Records excerpted from a collection:

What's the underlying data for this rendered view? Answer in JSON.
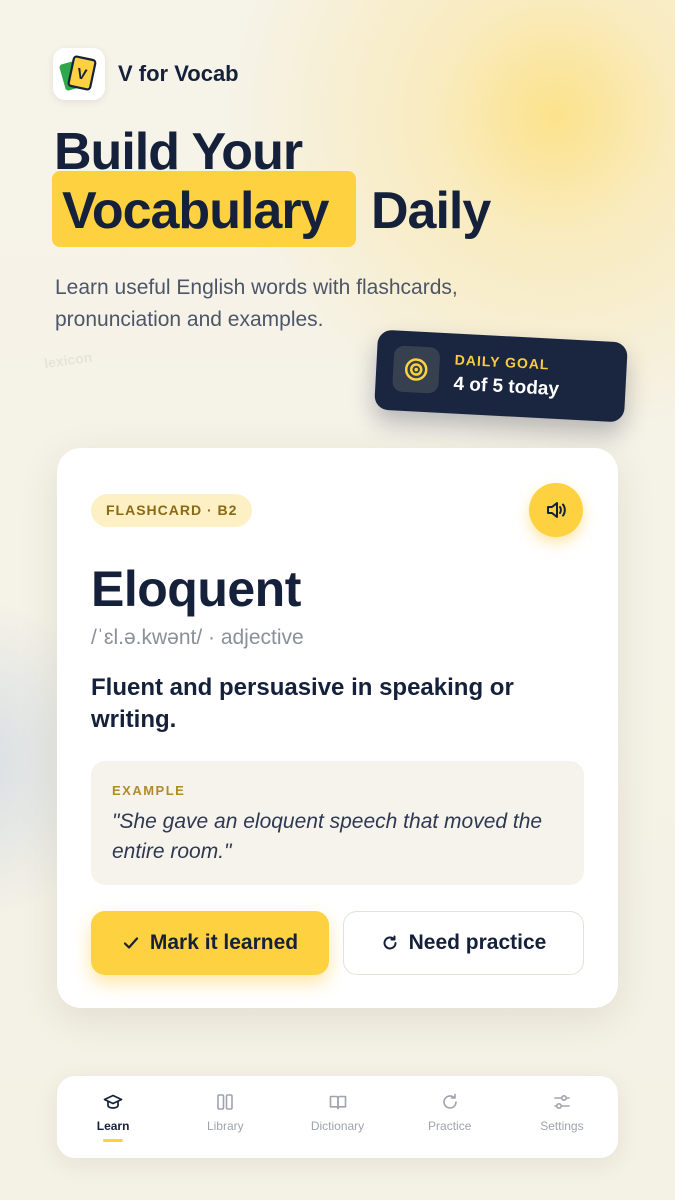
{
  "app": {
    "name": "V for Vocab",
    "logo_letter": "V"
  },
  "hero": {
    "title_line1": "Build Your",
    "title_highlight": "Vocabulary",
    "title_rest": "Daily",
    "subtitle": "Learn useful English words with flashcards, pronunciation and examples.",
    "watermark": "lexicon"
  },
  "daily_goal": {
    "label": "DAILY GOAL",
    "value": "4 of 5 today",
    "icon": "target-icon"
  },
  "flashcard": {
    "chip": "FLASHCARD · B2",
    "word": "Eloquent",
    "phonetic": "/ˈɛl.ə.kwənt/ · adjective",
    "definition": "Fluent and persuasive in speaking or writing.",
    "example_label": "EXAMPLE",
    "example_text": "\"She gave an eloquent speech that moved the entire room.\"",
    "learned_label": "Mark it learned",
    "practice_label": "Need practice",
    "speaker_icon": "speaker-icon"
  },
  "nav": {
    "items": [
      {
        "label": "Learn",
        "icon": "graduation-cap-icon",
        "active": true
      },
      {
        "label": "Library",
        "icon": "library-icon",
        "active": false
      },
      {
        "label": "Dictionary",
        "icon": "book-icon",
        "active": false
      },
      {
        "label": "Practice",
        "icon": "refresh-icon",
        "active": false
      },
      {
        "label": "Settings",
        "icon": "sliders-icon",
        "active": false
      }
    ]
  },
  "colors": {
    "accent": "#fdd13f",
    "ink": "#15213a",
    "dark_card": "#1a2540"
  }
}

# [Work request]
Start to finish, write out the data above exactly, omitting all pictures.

# [Exercise answer]
What's the underlying data for this rendered view? Answer in JSON.
{
  "app": {
    "name": "V for Vocab",
    "logo_letter": "V"
  },
  "hero": {
    "title_line1": "Build Your",
    "title_highlight": "Vocabulary",
    "title_rest": "Daily",
    "subtitle": "Learn useful English words with flashcards, pronunciation and examples.",
    "watermark": "lexicon"
  },
  "daily_goal": {
    "label": "DAILY GOAL",
    "value": "4 of 5 today",
    "icon": "target-icon"
  },
  "flashcard": {
    "chip": "FLASHCARD · B2",
    "word": "Eloquent",
    "phonetic": "/ˈɛl.ə.kwənt/ · adjective",
    "definition": "Fluent and persuasive in speaking or writing.",
    "example_label": "EXAMPLE",
    "example_text": "\"She gave an eloquent speech that moved the entire room.\"",
    "learned_label": "Mark it learned",
    "practice_label": "Need practice",
    "speaker_icon": "speaker-icon"
  },
  "nav": {
    "items": [
      {
        "label": "Learn",
        "icon": "graduation-cap-icon",
        "active": true
      },
      {
        "label": "Library",
        "icon": "library-icon",
        "active": false
      },
      {
        "label": "Dictionary",
        "icon": "book-icon",
        "active": false
      },
      {
        "label": "Practice",
        "icon": "refresh-icon",
        "active": false
      },
      {
        "label": "Settings",
        "icon": "sliders-icon",
        "active": false
      }
    ]
  },
  "colors": {
    "accent": "#fdd13f",
    "ink": "#15213a",
    "dark_card": "#1a2540"
  }
}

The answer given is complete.